I was so enamored with their fast growing, willowy, chartreuse colored leaves and fragrant white dripping summer blooms that I also began to use them with gusto in my clients’ gardens. Design wise, these tough trees never disappointed: they were always a standout as a backdrop to sweeps of perennials.
After a few years, quite self confident and patting myself on the back for making such an inspired choice, I thought “If I have a good thing going, why not add some more? ” In a long extended sweeping bed abutting my neighbors property line with evergreens acting as the buffer point, I did just that: planting 3 more Robinia pseuocacia ‘Frisia’, siting them in scale to the 6 already planted.
For the first 5-10 years of their life, I absolutely loved my robinias. Outside of my Davidia involucrata, the robinias were the most ‘oohed and aahed’ at trees when garden tours or groups came for a visit. Yes, they’re a bit of a nuisance when a storm hit: their thin, brittle branches would break off and strewn themselves all over the garden. And when their fragrant flowers turn into seed pods, although the leaves retain their lime color, by the time the end of the summer rolls in, their startling beauty fades: they become ‘just another tree with delicate leaves’.
At the same time that I planted one set of robinias, I bought one as a gift for Chanticleer, a public pleasure garden in my neighborhood. Over the years, the gardeners have kept it pruned as a medium sized, free form shrub in a herbaceous border. It looks stunning, much like a Catalpa bignoides ‘Aurea’ (Indian Bean Tree) doeswhen maintained as a shrub.
Although I added a few rows of yews and tried to emulate Piet Oudlf’s style of undulating them (well, at least I tried), my cold looking, steep front yard was still in need of some delicate curb trees to soften it up. I began to research out other robinias. In spring in one of the gardens at Hidcote, I was taken by the robinias maintained as large shrubs interspersed with a plethora of roses and perennials. Their delicate, rose-pink blooms were delightful. Consequently, when I found Robinia pseudoacacia ‘Purple Robe’ in Greer Garden’s catalogue, I thought I had found another winner and immediately ordered 4 of them.
Within a season, their spring bloom of purple/pink pendant shaped racemes of blooms with dark green leaves was a knock out. People walking or driving by would literally stop and stare.
OK, so now I’ve given you the history of my relationship and love affair with these seductive trees. Let me tell you the down side of their personalities. Because they’re so spiny and brittle, as they mature, more than a few branches, some of them major, break off of the tree.

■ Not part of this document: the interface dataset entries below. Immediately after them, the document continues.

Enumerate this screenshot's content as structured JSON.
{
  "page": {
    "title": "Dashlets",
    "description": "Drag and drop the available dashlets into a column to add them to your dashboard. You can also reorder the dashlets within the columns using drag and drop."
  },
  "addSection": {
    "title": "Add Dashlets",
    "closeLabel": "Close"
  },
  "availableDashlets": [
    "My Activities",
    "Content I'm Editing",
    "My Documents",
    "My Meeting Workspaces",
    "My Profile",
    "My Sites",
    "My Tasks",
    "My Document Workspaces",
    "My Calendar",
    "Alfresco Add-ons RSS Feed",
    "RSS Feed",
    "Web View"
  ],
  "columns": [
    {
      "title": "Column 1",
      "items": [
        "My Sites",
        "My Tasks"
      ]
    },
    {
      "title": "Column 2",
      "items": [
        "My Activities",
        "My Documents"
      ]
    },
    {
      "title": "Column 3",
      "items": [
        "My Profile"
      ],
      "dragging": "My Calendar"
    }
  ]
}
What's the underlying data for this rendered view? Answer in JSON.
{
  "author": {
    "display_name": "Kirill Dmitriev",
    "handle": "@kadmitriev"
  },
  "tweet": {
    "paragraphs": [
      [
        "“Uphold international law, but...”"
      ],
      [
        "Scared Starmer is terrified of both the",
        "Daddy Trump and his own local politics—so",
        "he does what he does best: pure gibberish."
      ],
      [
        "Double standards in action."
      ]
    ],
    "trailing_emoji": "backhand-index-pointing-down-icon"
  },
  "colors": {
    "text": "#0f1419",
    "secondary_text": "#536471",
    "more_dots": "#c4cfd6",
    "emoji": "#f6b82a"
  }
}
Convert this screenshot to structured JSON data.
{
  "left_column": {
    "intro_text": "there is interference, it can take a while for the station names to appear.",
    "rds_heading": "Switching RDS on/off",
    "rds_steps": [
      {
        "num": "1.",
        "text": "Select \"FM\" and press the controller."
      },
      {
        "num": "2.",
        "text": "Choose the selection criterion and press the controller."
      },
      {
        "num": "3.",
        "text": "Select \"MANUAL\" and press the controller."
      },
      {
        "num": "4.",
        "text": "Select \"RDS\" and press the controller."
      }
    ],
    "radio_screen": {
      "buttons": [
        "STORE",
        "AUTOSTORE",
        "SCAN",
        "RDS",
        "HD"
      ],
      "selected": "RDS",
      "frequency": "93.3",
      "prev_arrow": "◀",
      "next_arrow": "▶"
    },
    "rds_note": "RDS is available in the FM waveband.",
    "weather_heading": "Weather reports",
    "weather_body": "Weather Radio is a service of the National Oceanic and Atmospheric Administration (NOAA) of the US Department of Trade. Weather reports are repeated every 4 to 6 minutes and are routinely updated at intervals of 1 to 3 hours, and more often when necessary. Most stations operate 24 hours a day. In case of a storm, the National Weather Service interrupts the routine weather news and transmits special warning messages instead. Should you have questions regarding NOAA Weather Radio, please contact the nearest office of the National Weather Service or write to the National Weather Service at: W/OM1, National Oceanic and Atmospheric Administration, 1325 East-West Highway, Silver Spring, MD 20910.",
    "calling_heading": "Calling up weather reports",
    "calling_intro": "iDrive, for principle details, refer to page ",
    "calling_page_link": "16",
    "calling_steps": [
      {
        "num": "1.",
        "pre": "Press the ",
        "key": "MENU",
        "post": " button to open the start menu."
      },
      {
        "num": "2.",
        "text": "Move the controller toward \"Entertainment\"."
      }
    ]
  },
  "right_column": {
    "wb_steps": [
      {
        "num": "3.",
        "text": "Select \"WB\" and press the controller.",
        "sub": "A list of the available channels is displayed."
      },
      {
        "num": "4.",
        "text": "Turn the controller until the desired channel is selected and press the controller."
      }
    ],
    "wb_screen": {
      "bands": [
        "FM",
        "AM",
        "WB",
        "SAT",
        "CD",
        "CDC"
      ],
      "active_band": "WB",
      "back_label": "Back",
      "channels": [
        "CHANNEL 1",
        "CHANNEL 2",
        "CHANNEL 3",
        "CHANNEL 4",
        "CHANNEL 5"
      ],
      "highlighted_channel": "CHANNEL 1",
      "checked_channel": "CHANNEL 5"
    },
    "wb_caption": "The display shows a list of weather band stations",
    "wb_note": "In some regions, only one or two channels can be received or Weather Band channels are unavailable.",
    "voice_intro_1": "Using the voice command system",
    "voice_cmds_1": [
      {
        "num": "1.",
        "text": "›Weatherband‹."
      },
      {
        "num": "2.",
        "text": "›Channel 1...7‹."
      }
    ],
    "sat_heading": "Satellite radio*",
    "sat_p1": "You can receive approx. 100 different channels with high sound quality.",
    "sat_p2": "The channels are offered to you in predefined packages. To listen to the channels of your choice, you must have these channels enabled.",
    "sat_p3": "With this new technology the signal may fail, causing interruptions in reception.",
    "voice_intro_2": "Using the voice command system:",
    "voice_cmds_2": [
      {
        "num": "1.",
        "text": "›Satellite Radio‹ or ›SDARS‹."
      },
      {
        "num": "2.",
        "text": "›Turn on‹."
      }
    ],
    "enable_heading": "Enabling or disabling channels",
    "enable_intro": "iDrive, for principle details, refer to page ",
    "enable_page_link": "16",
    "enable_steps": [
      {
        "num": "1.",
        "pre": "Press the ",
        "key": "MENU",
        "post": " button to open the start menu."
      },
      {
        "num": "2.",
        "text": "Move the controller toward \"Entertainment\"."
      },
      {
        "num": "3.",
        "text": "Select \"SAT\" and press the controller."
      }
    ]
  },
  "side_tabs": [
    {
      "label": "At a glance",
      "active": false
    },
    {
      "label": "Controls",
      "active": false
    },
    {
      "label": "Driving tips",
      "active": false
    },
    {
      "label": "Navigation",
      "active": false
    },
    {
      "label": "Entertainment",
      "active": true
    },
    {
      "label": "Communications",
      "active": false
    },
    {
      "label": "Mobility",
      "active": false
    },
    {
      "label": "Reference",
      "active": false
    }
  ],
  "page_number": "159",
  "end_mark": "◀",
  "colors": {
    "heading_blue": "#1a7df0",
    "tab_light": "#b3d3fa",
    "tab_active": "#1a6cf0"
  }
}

Secondly, their fast growth is problematic. Since I don’t buy into the theory of topping off trees, I was unable to keep their canopy in the back area, low and welcoming. Thirdly, the shape of the trees had to be altered over several years of pruning. That ‘s because so many of the lower branches broke off, many remaining ones had to be pruned to keep the trees looking symmetrical. Within 7 years, there was no sense of a canopy and the branches became so high that the only place one could view their beauty was on the lower levels of the garden.
And finally, their worst characteristic is their rampant self-seeding anywhere and everywhere. The first few times this happened, I thought,” How charming, I can give them to my friends.” But each season, I had to pull out at least 2 dozen not so small seedlings(in borders and grass), along with cutting back dozens on the edge of my woodland that had become humongous. Whether or not they’re labeled invasive, I don’t know. But in my humble opinion, they most certainly are!
Would I use these trees in my garden again? No way! My one exception might be only like Chanticleer did: as a standout shrub in a herbaceous border. Perhaps then
one could keep this wild specimen under control while still enjoying its gorgeous color and fragrant blooms!